Kelly K (us) wrote: All movies that have parenthesis in the title should be avoided indefinitely.

Khaled M (gb) wrote: The British "Requiem for a dream", about a lost generation blowing out its brain diving into darkness.

Larry Y (us) wrote: Like an episode of Magnum P.I. with nudity.

Nathan S (ru) wrote: Watched in Spanish class, not bad!

David J (kr) wrote: Amber Heard boasts some cool costumes, but 3 Days To Kill can't decide whether it wants to be a Spy thriller, or an action comedy, and succeeds in neither.

Gavin D (de) wrote: absolutely despise this movie the first time I saw it. It is now one of my favorite movies
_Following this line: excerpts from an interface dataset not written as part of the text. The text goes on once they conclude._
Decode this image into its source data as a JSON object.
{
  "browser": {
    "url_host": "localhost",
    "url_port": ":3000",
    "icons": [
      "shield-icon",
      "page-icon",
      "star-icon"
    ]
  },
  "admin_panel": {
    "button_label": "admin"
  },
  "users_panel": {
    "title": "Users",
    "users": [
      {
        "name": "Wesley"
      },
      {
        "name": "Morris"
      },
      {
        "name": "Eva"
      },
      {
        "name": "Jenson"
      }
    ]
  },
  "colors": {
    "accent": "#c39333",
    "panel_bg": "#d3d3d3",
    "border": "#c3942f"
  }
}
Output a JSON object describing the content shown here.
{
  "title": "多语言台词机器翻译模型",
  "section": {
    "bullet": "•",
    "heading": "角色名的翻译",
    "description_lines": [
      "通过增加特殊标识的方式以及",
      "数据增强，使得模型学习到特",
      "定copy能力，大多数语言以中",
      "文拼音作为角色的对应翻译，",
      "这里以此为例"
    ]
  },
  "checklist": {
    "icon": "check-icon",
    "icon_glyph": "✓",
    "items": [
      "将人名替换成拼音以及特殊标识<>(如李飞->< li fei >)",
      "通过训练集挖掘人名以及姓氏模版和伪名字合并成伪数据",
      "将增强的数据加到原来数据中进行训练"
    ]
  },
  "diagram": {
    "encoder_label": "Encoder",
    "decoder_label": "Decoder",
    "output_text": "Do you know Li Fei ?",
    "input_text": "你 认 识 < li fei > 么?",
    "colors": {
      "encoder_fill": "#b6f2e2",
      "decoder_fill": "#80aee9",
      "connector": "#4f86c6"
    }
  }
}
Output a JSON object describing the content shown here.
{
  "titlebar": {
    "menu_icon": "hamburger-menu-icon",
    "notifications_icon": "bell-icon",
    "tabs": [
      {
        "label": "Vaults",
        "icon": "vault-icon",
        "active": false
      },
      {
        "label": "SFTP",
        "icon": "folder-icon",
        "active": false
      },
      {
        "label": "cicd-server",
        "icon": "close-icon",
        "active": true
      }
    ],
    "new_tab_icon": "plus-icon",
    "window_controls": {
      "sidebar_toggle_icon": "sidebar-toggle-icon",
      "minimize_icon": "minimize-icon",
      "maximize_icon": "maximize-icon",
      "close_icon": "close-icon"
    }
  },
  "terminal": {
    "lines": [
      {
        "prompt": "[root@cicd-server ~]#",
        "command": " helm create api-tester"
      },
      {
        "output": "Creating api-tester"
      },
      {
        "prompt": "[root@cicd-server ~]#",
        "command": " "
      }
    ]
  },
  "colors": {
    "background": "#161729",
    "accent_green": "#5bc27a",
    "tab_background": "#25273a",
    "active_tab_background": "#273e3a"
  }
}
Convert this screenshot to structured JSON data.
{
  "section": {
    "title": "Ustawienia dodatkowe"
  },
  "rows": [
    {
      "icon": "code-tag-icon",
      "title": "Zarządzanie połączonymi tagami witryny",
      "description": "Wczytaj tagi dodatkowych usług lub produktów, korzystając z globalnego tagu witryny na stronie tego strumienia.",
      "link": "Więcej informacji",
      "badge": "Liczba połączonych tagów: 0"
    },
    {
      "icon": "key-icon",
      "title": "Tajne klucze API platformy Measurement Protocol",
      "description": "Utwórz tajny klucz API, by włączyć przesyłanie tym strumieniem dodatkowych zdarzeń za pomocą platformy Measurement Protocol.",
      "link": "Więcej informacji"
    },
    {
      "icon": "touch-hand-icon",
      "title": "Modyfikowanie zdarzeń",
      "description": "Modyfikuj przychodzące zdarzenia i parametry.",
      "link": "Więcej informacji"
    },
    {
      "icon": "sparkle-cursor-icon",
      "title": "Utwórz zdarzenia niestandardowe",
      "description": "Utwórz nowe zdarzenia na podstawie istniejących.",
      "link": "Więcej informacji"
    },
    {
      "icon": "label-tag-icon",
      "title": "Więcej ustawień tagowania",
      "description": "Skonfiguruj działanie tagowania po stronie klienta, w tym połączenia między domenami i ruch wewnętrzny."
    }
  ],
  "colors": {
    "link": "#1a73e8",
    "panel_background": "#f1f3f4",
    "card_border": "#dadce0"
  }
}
Guillaume H (ca) wrote: classic 70's fare where every caracter makes the wrong decision and nobody ever notices exaclty whats wrong even if its spelled out in neon letter, its still highly enjoyable exacly for that. It is what it is, with no apologies, has atmosphere in droves and manages to mystify with elements already known by realising them exaclty as they should be.

Robbie V (ca) wrote: Very frank, maturely told tale of adolescence.